● **TASK**
Each record is to be reproduced verbatim.

*** Opening TASK INPUTS ***

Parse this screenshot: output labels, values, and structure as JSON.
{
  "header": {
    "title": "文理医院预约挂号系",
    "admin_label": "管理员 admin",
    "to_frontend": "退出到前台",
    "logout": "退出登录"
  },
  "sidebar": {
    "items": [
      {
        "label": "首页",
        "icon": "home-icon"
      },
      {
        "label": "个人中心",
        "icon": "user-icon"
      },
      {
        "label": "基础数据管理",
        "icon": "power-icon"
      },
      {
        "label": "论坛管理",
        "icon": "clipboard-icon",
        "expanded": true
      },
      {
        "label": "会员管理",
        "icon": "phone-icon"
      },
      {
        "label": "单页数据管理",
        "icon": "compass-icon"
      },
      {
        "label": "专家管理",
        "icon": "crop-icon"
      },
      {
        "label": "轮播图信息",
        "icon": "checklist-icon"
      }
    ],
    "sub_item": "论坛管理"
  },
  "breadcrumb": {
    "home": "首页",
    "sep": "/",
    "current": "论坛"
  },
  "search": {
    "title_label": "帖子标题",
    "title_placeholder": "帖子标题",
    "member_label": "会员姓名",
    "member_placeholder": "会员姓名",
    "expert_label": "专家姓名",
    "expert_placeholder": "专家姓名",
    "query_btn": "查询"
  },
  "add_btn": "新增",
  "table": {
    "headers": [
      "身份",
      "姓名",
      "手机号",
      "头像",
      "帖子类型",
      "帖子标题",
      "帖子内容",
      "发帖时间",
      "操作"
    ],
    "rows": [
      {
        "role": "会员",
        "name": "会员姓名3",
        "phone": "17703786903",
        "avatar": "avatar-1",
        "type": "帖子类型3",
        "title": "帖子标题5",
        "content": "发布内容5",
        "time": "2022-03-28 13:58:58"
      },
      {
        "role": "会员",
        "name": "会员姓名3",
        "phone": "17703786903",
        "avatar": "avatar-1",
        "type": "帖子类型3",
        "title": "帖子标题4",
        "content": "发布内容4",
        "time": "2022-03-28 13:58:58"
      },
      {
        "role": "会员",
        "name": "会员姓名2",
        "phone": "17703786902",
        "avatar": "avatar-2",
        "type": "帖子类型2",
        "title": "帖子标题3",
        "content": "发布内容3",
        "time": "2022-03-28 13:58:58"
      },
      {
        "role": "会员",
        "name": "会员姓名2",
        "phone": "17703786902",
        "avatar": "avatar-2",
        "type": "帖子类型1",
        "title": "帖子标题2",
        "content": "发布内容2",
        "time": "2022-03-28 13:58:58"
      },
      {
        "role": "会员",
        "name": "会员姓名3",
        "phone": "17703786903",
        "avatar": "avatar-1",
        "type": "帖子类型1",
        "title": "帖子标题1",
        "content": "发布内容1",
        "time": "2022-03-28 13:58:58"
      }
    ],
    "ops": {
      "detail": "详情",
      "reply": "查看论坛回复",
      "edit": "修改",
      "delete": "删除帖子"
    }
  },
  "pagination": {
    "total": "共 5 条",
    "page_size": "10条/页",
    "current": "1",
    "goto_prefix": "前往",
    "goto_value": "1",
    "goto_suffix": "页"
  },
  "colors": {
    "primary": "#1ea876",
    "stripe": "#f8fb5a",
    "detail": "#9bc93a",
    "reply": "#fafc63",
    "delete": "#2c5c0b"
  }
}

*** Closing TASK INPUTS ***

● **OUTPUT FOR THIS EXERCISE**
Parse this screenshot: output labels, values, and structure as JSON.
{
  "header": {
    "title": "文理医院预约挂号系",
    "admin_label": "管理员 admin",
    "to_frontend": "退出到前台",
    "logout": "退出登录"
  },
  "sidebar": {
    "items": [
      {
        "label": "首页",
        "icon": "home-icon"
      },
      {
        "label": "个人中心",
        "icon": "user-icon"
      },
      {
        "label": "基础数据管理",
        "icon": "power-icon"
      },
      {
        "label": "论坛管理",
        "icon": "clipboard-icon",
        "expanded": true
      },
      {
        "label": "会员管理",
        "icon": "phone-icon"
      },
      {
        "label": "单页数据管理",
        "icon": "compass-icon"
      },
      {
        "label": "专家管理",
        "icon": "crop-icon"
      },
      {
        "label": "轮播图信息",
        "icon": "checklist-icon"
      }
    ],
    "sub_item": "论坛管理"
  },
  "breadcrumb": {
    "home": "首页",
    "sep": "/",
    "current": "论坛"
  },
  "search": {
    "title_label": "帖子标题",
    "title_placeholder": "帖子标题",
    "member_label": "会员姓名",
    "member_placeholder": "会员姓名",
    "expert_label": "专家姓名",
    "expert_placeholder": "专家姓名",
    "query_btn": "查询"
  },
  "add_btn": "新增",
  "table": {
    "headers": [
      "身份",
      "姓名",
      "手机号",
      "头像",
      "帖子类型",
      "帖子标题",
      "帖子内容",
      "发帖时间",
      "操作"
    ],
    "rows": [
      {
        "role": "会员",
        "name": "会员姓名3",
        "phone": "17703786903",
        "avatar": "avatar-1",
        "type": "帖子类型3",
        "title": "帖子标题5",
        "content": "发布内容5",
        "time": "2022-03-28 13:58:58"
      },
      {
        "role": "会员",
        "name": "会员姓名3",
        "phone": "17703786903",
        "avatar": "avatar-1",
        "type": "帖子类型3",
        "title": "帖子标题4",
        "content": "发布内容4",
        "time": "2022-03-28 13:58:58"
      },
      {
        "role": "会员",
        "name": "会员姓名2",
        "phone": "17703786902",
        "avatar": "avatar-2",
        "type": "帖子类型2",
        "title": "帖子标题3",
        "content": "发布内容3",
        "time": "2022-03-28 13:58:58"
      },
      {
        "role": "会员",
        "name": "会员姓名2",
        "phone": "17703786902",
        "avatar": "avatar-2",
        "type": "帖子类型1",
        "title": "帖子标题2",
        "content": "发布内容2",
        "time": "2022-03-28 13:58:58"
      },
      {
        "role": "会员",
        "name": "会员姓名3",
        "phone": "17703786903",
        "avatar": "avatar-1",
        "type": "帖子类型1",
        "title": "帖子标题1",
        "content": "发布内容1",
        "time": "2022-03-28 13:58:58"
      }
    ],
    "ops": {
      "detail": "详情",
      "reply": "查看论坛回复",
      "edit": "修改",
      "delete": "删除帖子"
    }
  },
  "pagination": {
    "total": "共 5 条",
    "page_size": "10条/页",
    "current": "1",
    "goto_prefix": "前往",
    "goto_value": "1",
    "goto_suffix": "页"
  },
  "colors": {
    "primary": "#1ea876",
    "stripe": "#f8fb5a",
    "detail": "#9bc93a",
    "reply": "#fafc63",
    "delete": "#2c5c0b"
  }
}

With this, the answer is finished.